A discussion of all the different substances used for stress relief could go on forever, but I do want to touch on a few in particular, just briefly.
Kratom use is a relatively new fad among lifters, but it can be pretty useful in terms of both relaxation and pain management (in larger doses) and can provide a moderate energy boost (in smaller quantities). Kratom has some risks associated with it, and it’s important to be aware of those. I personally have tried kratom and not noticed any significant benefits.
Tobacco (or, more generally, nicotine) can be useful in terms of relaxation, energy, and appetite management. The drawbacks (primarily impaired cardiovascular health and risk of addiction) are pretty well known. Personally, I think tobacco is best avoided altogether.
NSAIDs have gotten a bad rap as “gains killers,” as some research suggests that their use might impair muscle growth and recovery after lifting. But I think this is pretty stupid. If you’ve got minor joint pain or inflammation that’s limiting your ability to train hard, then the benefits of using NSAIDs to deal with that potentially major issue are going to far outweigh the possibility of a small decrease in recovery or growth. I am a strong proponent of moderate NSAID use when necessary.
Finding the Balance
Too much of these substances is too much. If you’re getting stoned all day, every day, or getting drunk every night, or abusing painkillers, you’re not using marijuana and alcohol as tools for anything other than appeasing your own addictions. That’s obviously not healthy or productive.
If you’re smoking a joint a couple times a week to help unwind and make sure you get some quality sleep the night before a heavy training session, or if you have a beer with your buddies while watching Monday Night Football to help yourself relax after one, that’s probably a good thing. Any possible negative consequences (like a decrease in testosterone or increase in bodyfat) are going to be more than offset by all the positives, which might be hormonal (e.g., decreased cortisol), mental (decreased feelings of anxiety) or social. In other words, those positives will improve your performance more than the negatives will detract from it — so you’re better off.

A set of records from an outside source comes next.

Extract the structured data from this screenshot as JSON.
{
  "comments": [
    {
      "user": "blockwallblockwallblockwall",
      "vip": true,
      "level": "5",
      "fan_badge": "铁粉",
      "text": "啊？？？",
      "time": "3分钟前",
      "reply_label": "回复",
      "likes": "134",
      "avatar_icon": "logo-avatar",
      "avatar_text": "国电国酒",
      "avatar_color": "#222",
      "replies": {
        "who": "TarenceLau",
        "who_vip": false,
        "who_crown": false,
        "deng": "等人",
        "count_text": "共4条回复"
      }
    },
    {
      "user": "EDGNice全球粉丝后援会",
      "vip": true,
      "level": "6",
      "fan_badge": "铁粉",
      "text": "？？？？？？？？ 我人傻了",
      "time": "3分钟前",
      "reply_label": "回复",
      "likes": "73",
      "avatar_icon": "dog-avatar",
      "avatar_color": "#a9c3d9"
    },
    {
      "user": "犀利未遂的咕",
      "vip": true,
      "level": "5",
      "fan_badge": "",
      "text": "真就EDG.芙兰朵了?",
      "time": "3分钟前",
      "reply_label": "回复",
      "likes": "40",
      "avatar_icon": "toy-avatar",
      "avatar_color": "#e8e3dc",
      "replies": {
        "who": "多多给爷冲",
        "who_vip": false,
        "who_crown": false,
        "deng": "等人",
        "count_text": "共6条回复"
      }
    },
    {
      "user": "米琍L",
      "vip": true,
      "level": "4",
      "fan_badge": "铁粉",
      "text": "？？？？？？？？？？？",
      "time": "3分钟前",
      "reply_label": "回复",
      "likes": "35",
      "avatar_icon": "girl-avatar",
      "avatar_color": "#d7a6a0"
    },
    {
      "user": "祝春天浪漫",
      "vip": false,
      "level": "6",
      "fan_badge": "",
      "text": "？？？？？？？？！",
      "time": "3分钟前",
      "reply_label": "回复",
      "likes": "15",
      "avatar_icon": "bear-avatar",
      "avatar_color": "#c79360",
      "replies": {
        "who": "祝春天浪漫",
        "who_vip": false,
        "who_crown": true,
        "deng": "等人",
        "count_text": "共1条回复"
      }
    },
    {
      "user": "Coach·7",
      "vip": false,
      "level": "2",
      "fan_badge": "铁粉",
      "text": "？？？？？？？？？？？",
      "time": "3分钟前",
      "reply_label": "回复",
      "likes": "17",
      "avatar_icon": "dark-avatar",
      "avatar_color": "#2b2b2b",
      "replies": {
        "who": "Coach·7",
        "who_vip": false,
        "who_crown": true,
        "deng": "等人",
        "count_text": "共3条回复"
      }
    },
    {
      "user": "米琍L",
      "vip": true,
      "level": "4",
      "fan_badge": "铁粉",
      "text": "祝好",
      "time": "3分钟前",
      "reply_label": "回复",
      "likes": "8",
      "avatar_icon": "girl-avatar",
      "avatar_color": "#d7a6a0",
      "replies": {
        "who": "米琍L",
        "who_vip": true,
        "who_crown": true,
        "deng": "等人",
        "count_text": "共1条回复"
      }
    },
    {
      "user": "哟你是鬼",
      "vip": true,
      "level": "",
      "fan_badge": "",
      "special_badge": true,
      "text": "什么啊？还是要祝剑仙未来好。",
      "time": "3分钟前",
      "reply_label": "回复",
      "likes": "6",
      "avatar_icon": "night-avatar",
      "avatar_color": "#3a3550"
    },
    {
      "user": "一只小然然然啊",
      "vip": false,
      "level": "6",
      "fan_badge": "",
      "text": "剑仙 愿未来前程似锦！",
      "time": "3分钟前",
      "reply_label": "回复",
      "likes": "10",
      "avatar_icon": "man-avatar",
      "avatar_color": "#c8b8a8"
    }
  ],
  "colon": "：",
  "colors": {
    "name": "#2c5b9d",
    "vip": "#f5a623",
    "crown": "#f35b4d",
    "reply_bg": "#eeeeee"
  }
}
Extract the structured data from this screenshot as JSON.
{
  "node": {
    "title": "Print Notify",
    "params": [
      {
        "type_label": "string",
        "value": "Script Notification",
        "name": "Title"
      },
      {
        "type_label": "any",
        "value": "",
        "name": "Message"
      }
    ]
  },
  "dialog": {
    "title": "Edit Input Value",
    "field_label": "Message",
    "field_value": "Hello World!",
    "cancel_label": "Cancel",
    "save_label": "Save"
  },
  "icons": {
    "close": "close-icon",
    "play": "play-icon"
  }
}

The question, of course, is all about that (admittedly significant) gray area between “enough” and “too much.” That’s a question only you can answer. But here’s my best advice to help you:
Don’t invent problems that don’t exist.
If you want to go out and have a drink or two, or smoke, go for it — and don’t stress over it unless you notice a sustained decrease in progress. At that point, you’ll want to take a closer look at whether you’re overdoing the recreational activity, and possibly cut back. Until then, enjoy yourself.
And hey — if you've got a little champagne on hand and want to relax and celebrate something, you can celebrate the new holiday bundle here at phdeadlift.com. For a limited time, you can save $100 on all my powerlifting and powerbuilding programs by clicking here. Happy holidays!